By the terms of the Treaty of Guadalupe Hidalgo, of 1848, between the United States and Mexico, the United States was deemed to have become the political successor of the empire of Mexico over the geographical areas which Mexico purported to cede to the United States. As a result, the original Native nations of California (and in all other areas claimed by Spain) are deemed to exist today under the dominating sovereignty and dominium of what the U.S. Supreme Court has called “the American empire” (Loughborough v. Blake, 1820, and Downes v. Bidwell, 1901).

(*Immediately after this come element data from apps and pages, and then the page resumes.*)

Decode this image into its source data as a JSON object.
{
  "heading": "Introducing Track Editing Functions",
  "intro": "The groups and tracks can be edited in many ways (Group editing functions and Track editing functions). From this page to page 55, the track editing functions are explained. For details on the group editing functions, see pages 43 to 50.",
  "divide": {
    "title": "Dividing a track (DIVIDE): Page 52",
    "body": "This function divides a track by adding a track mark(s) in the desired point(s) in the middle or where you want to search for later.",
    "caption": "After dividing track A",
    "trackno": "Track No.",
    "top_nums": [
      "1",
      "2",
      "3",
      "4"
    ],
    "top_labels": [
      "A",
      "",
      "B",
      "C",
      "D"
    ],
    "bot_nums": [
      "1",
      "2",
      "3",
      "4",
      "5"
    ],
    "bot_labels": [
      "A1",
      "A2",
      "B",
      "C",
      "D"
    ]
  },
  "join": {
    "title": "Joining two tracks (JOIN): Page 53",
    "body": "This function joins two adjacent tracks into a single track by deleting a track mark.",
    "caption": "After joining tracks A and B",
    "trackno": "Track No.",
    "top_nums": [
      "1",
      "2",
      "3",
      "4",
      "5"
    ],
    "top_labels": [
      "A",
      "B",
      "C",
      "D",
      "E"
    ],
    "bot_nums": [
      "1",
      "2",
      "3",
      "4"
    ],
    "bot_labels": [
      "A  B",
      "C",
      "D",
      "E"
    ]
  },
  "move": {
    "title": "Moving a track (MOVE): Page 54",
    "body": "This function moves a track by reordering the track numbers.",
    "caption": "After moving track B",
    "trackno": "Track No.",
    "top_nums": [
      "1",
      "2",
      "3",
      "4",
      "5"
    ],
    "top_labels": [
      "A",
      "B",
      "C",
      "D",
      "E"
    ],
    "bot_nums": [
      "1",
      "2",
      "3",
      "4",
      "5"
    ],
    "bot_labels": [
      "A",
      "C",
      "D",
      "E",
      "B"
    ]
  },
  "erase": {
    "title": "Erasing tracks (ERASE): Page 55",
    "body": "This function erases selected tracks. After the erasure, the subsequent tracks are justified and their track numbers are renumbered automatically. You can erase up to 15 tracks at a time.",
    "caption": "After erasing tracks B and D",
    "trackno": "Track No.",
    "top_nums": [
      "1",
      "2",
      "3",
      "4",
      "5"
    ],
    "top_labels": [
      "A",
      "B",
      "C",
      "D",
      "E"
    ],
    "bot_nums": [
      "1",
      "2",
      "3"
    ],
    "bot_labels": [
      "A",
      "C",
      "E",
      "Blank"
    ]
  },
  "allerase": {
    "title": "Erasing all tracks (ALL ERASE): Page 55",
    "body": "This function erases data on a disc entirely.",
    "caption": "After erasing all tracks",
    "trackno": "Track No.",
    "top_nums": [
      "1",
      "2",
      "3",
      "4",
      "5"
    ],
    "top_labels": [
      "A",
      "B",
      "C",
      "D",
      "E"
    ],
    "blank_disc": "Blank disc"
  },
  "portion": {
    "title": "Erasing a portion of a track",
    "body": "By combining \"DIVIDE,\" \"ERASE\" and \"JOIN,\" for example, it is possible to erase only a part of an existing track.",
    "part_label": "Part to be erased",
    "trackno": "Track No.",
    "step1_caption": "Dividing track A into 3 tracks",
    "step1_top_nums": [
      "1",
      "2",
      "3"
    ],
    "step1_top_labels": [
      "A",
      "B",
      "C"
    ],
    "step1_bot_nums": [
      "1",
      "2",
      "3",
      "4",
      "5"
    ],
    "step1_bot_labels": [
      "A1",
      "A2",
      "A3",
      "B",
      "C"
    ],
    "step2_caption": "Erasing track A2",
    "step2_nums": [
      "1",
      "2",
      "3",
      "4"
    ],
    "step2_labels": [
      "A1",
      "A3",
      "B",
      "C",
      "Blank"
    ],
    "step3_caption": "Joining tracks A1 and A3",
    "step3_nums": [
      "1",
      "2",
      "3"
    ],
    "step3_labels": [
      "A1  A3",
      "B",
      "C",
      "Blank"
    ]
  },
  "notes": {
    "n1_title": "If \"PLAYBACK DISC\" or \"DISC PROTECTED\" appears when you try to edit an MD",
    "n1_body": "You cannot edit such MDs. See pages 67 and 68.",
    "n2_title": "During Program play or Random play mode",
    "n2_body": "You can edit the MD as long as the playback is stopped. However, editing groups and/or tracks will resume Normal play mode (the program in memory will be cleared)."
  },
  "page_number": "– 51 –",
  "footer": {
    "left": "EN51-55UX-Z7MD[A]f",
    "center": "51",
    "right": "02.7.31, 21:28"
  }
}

A book published in 1885 reveals that the U.S. claim of territorial domination over the vast region that Mexico ceded to the United States by the 1848 Treaty of Guadalupe Hidalgo is traced back to the time of Columbus and the papal bulls of 1493. The book by Frederick Hall is, The Laws of Mexico: A Compilation and Treatise Relating To Real Property, Mines, Water Rights, Personal Rights, Contracts, and Inheritances. Part one of the book is titled, “Crown Lands of Spain, Public Lands of Mexico, and Mines,” where we find the following:
§ 1. Grant by the Pope.—For the purposes of overthrowing heathenism, and advancing the Roman Catholic Religion, Alexander the sixth issued a bull [document] in 1493, granting to the crown of Castile the whole of the vast domain then discovered, or to be discovered, between the north and the south poles, or so much thereof as was not considered in the possession of any Christian power. “Ut fides Catholica et Christiana religio nostres præsertim temporibus exaltetur, etc., ac barbaræ deprimentur, et ad fidem ipsam reducantur,” was the language of the bull: 1 Haz. Coll. 3.”
Hall cleverly left out of his Latin quote the word “nations” that is found in the original Latin text (the original reads: “ac bararæ nations deprimantur”). He did so undoubtedly to avoid attributing even a hint of nationhood to the Indians of the geographical region called “California.”
The dominion (right of domination) claimed by the Spanish Empire, based on the grant of the papal bulls, passed to the Mexican Empire when it won its independence from Spain, and passed from Mexico to the American Empire by the Treaty of Guadalupe Hidalgo. The imperial right of domination is deemed to pass from one empire to the next by the rules of political succession, and this is the context of Pope Francis’s decision to declare Junipero Serra to be a saint of the Roman Catholic religious empire.
Steven Newcomb (Shawnee, Lenape) is co-founder and co-director of the Indigenous Law Institute and author of Pagans in the Promised Land: Decoding the Doctrine of Christian Discovery (Fulcrum, 2008). He has been studying federal Indian law and international law since the early 1980s.